▶ **GOAL OF THE EXERCISE**
Every entry below should be restated word for word, except for its images.
§ §
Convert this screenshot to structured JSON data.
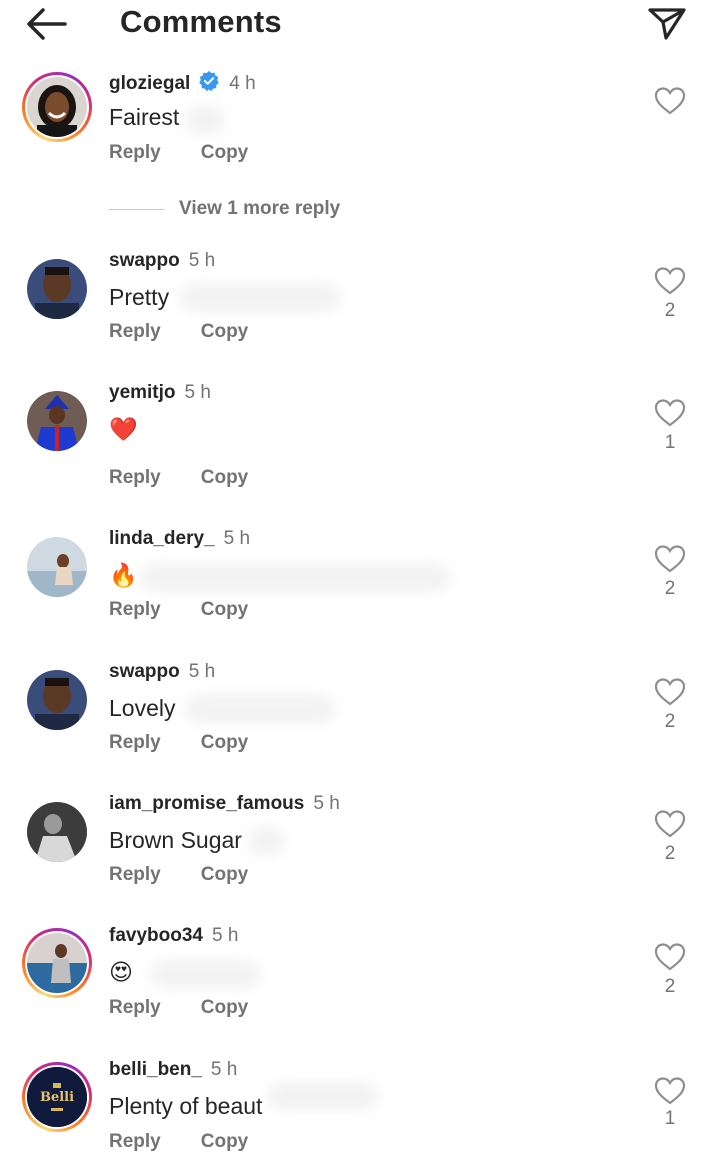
{
  "header": {
    "title": "Comments",
    "back_icon": "arrow-left-icon",
    "send_icon": "paper-plane-icon"
  },
  "labels": {
    "reply": "Reply",
    "copy": "Copy"
  },
  "view_more": "View 1 more reply",
  "colors": {
    "text": "#262626",
    "secondary": "#737373",
    "verified": "#3897f0",
    "heart_red": "#ed4956"
  },
  "comments": [
    {
      "username": "gloziegal",
      "verified": true,
      "time": "4 h",
      "text": "Fairest",
      "likes": ""
    },
    {
      "username": "swappo",
      "verified": false,
      "time": "5 h",
      "text": "Pretty",
      "likes": "2"
    },
    {
      "username": "yemitjo",
      "verified": false,
      "time": "5 h",
      "text": "❤️",
      "likes": "1"
    },
    {
      "username": "linda_dery_",
      "verified": false,
      "time": "5 h",
      "text": "🔥",
      "likes": "2"
    },
    {
      "username": "swappo",
      "verified": false,
      "time": "5 h",
      "text": "Lovely",
      "likes": "2"
    },
    {
      "username": "iam_promise_famous",
      "verified": false,
      "time": "5 h",
      "text": "Brown Sugar",
      "likes": "2"
    },
    {
      "username": "favyboo34",
      "verified": false,
      "time": "5 h",
      "text": "😍",
      "likes": "2"
    },
    {
      "username": "belli_ben_",
      "verified": false,
      "time": "5 h",
      "text": "Plenty of beaut",
      "likes": "1",
      "avatar_text": "Belli"
    }
  ]
}
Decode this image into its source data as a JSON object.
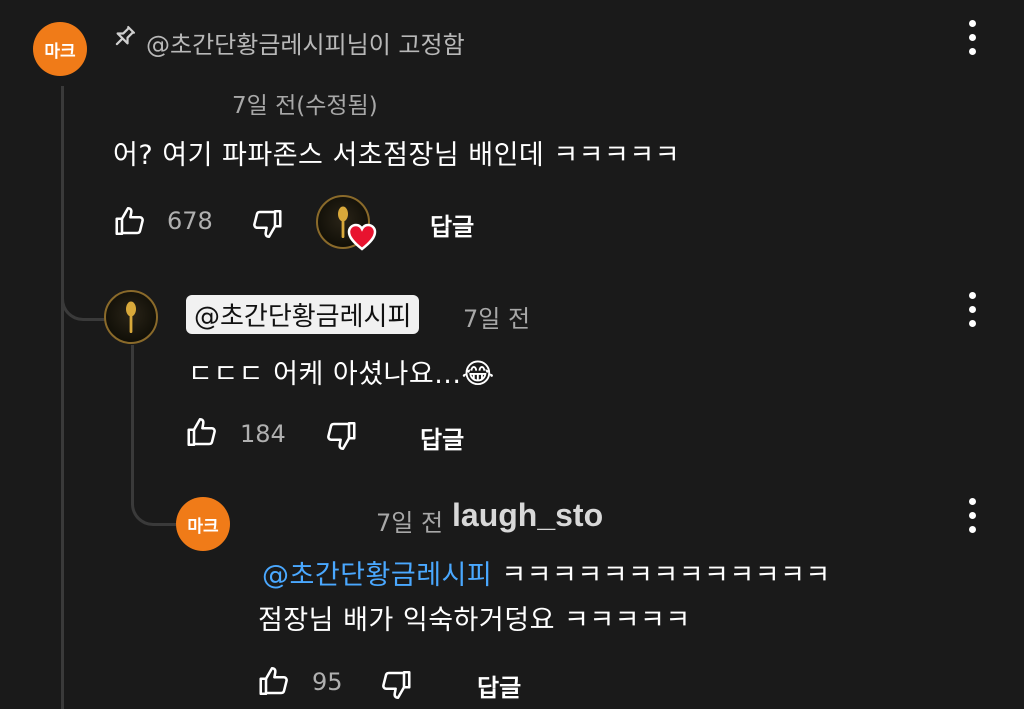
{
  "pinned": {
    "avatar_label": "마크",
    "pinned_by_text": "@초간단황금레시피님이 고정함",
    "timestamp": "7일 전(수정됨)",
    "body": "어? 여기 파파존스 서초점장님 배인데 ㅋㅋㅋㅋㅋ",
    "like_count": "678",
    "reply_label": "답글"
  },
  "reply1": {
    "author_chip": "@초간단황금레시피",
    "timestamp": "7일 전",
    "body": "ㄷㄷㄷ 어케 아셨나요...",
    "emoji": "😂",
    "like_count": "184",
    "reply_label": "답글"
  },
  "reply2": {
    "avatar_label": "마크",
    "timestamp": "7일 전",
    "watermark": "laugh_sto",
    "mention": "@초간단황금레시피",
    "line1_rest": "ㅋㅋㅋㅋㅋㅋㅋㅋㅋㅋㅋㅋㅋ",
    "line2": "점장님 배가 익숙하거덩요 ㅋㅋㅋㅋㅋ",
    "like_count": "95",
    "reply_label": "답글"
  },
  "colors": {
    "background": "#1a1a1a",
    "maker_avatar": "#f07b18",
    "mention_link": "#4aa8ff",
    "heart": "#e8132f"
  }
}
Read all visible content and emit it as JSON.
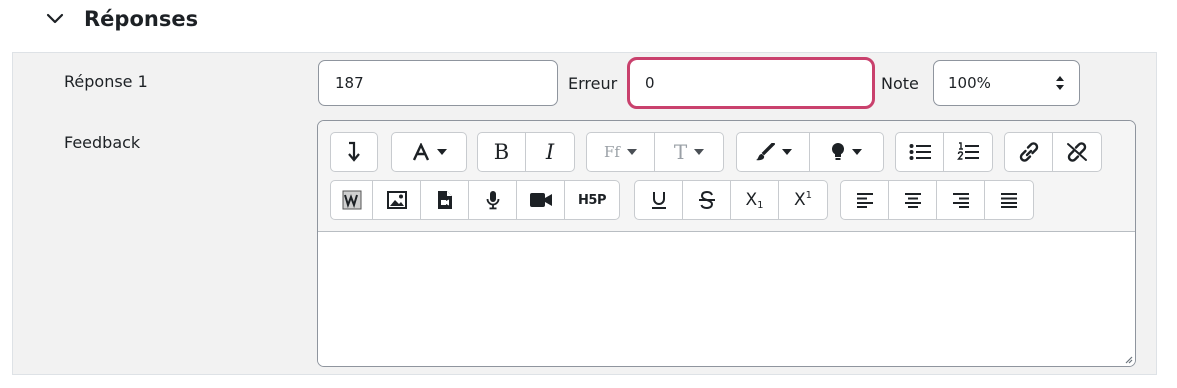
{
  "section": {
    "title": "Réponses"
  },
  "answer": {
    "label": "Réponse 1",
    "value": "187",
    "error_label": "Erreur",
    "error_value": "0",
    "grade_label": "Note",
    "grade_value": "100%"
  },
  "feedback": {
    "label": "Feedback"
  },
  "toolbar": {
    "bold_text": "B",
    "italic_text": "I",
    "font_family_text": "Ff",
    "font_size_text": "T",
    "h5p_text": "H5P",
    "subscript_text": "X",
    "subscript_digit": "1",
    "superscript_text": "X",
    "superscript_digit": "1"
  },
  "colors": {
    "focus_border": "#c9416d",
    "panel_bg": "#f2f2f2"
  }
}
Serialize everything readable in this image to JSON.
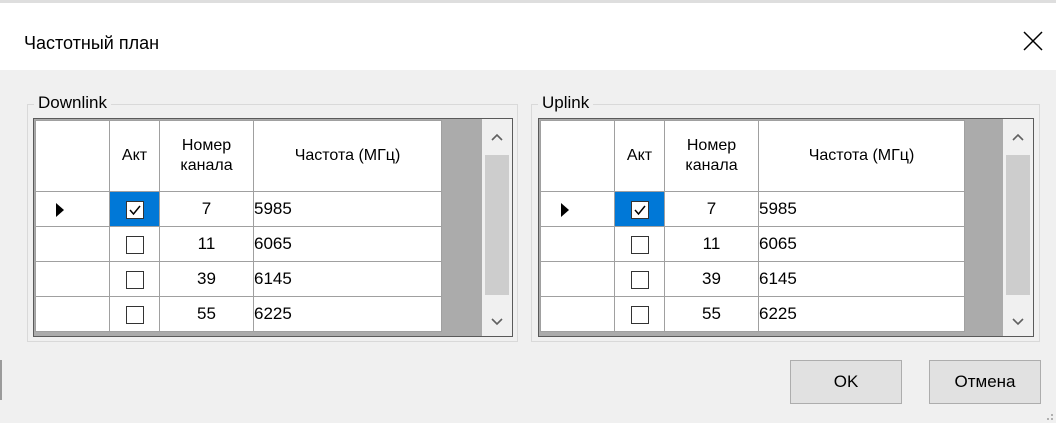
{
  "window": {
    "title": "Частотный план"
  },
  "downlink": {
    "legend": "Downlink",
    "columns": {
      "active": "Акт",
      "channel": "Номер канала",
      "frequency": "Частота (МГц)"
    },
    "rows": [
      {
        "active": true,
        "channel": "7",
        "frequency": "5985"
      },
      {
        "active": false,
        "channel": "11",
        "frequency": "6065"
      },
      {
        "active": false,
        "channel": "39",
        "frequency": "6145"
      },
      {
        "active": false,
        "channel": "55",
        "frequency": "6225"
      }
    ]
  },
  "uplink": {
    "legend": "Uplink",
    "columns": {
      "active": "Акт",
      "channel": "Номер канала",
      "frequency": "Частота (МГц)"
    },
    "rows": [
      {
        "active": true,
        "channel": "7",
        "frequency": "5985"
      },
      {
        "active": false,
        "channel": "11",
        "frequency": "6065"
      },
      {
        "active": false,
        "channel": "39",
        "frequency": "6145"
      },
      {
        "active": false,
        "channel": "55",
        "frequency": "6225"
      }
    ]
  },
  "buttons": {
    "ok": "OK",
    "cancel": "Отмена"
  },
  "colors": {
    "selection": "#0078d7",
    "background": "#f0f0f0"
  },
  "icons": {
    "close": "close-icon",
    "row_pointer": "current-row-arrow-icon",
    "scroll_up": "chevron-up-icon",
    "scroll_down": "chevron-down-icon"
  }
}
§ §
▶ **FINAL ANSWER**
Convert this screenshot to structured JSON data.
{
  "header": {
    "title": "Comments",
    "back_icon": "arrow-left-icon",
    "send_icon": "paper-plane-icon"
  },
  "labels": {
    "reply": "Reply",
    "copy": "Copy"
  },
  "view_more": "View 1 more reply",
  "colors": {
    "text": "#262626",
    "secondary": "#737373",
    "verified": "#3897f0",
    "heart_red": "#ed4956"
  },
  "comments": [
    {
      "username": "gloziegal",
      "verified": true,
      "time": "4 h",
      "text": "Fairest",
      "likes": ""
    },
    {
      "username": "swappo",
      "verified": false,
      "time": "5 h",
      "text": "Pretty",
      "likes": "2"
    },
    {
      "username": "yemitjo",
      "verified": false,
      "time": "5 h",
      "text": "❤️",
      "likes": "1"
    },
    {
      "username": "linda_dery_",
      "verified": false,
      "time": "5 h",
      "text": "🔥",
      "likes": "2"
    },
    {
      "username": "swappo",
      "verified": false,
      "time": "5 h",
      "text": "Lovely",
      "likes": "2"
    },
    {
      "username": "iam_promise_famous",
      "verified": false,
      "time": "5 h",
      "text": "Brown Sugar",
      "likes": "2"
    },
    {
      "username": "favyboo34",
      "verified": false,
      "time": "5 h",
      "text": "😍",
      "likes": "2"
    },
    {
      "username": "belli_ben_",
      "verified": false,
      "time": "5 h",
      "text": "Plenty of beaut",
      "likes": "1",
      "avatar_text": "Belli"
    }
  ]
}
Decode this image into its source data as a JSON object.
{
  "pinned": {
    "avatar_label": "마크",
    "pinned_by_text": "@초간단황금레시피님이 고정함",
    "timestamp": "7일 전(수정됨)",
    "body": "어? 여기 파파존스 서초점장님 배인데 ㅋㅋㅋㅋㅋ",
    "like_count": "678",
    "reply_label": "답글"
  },
  "reply1": {
    "author_chip": "@초간단황금레시피",
    "timestamp": "7일 전",
    "body": "ㄷㄷㄷ 어케 아셨나요...",
    "emoji": "😂",
    "like_count": "184",
    "reply_label": "답글"
  },
  "reply2": {
    "avatar_label": "마크",
    "timestamp": "7일 전",
    "watermark": "laugh_sto",
    "mention": "@초간단황금레시피",
    "line1_rest": "ㅋㅋㅋㅋㅋㅋㅋㅋㅋㅋㅋㅋㅋ",
    "line2": "점장님 배가 익숙하거덩요 ㅋㅋㅋㅋㅋ",
    "like_count": "95",
    "reply_label": "답글"
  },
  "colors": {
    "background": "#1a1a1a",
    "maker_avatar": "#f07b18",
    "mention_link": "#4aa8ff",
    "heart": "#e8132f"
  }
}
Read all visible content and emit it as JSON.
{
  "section": {
    "title": "Réponses"
  },
  "answer": {
    "label": "Réponse 1",
    "value": "187",
    "error_label": "Erreur",
    "error_value": "0",
    "grade_label": "Note",
    "grade_value": "100%"
  },
  "feedback": {
    "label": "Feedback"
  },
  "toolbar": {
    "bold_text": "B",
    "italic_text": "I",
    "font_family_text": "Ff",
    "font_size_text": "T",
    "h5p_text": "H5P",
    "subscript_text": "X",
    "subscript_digit": "1",
    "superscript_text": "X",
    "superscript_digit": "1"
  },
  "colors": {
    "focus_border": "#c9416d",
    "panel_bg": "#f2f2f2"
  }
}
Serialize everything readable in this image to JSON.
{
  "window": {
    "title": "Частотный план"
  },
  "downlink": {
    "legend": "Downlink",
    "columns": {
      "active": "Акт",
      "channel": "Номер канала",
      "frequency": "Частота (МГц)"
    },
    "rows": [
      {
        "active": true,
        "channel": "7",
        "frequency": "5985"
      },
      {
        "active": false,
        "channel": "11",
        "frequency": "6065"
      },
      {
        "active": false,
        "channel": "39",
        "frequency": "6145"
      },
      {
        "active": false,
        "channel": "55",
        "frequency": "6225"
      }
    ]
  },
  "uplink": {
    "legend": "Uplink",
    "columns": {
      "active": "Акт",
      "channel": "Номер канала",
      "frequency": "Частота (МГц)"
    },
    "rows": [
      {
        "active": true,
        "channel": "7",
        "frequency": "5985"
      },
      {
        "active": false,
        "channel": "11",
        "frequency": "6065"
      },
      {
        "active": false,
        "channel": "39",
        "frequency": "6145"
      },
      {
        "active": false,
        "channel": "55",
        "frequency": "6225"
      }
    ]
  },
  "buttons": {
    "ok": "OK",
    "cancel": "Отмена"
  },
  "colors": {
    "selection": "#0078d7",
    "background": "#f0f0f0"
  },
  "icons": {
    "close": "close-icon",
    "row_pointer": "current-row-arrow-icon",
    "scroll_up": "chevron-up-icon",
    "scroll_down": "chevron-down-icon"
  }
}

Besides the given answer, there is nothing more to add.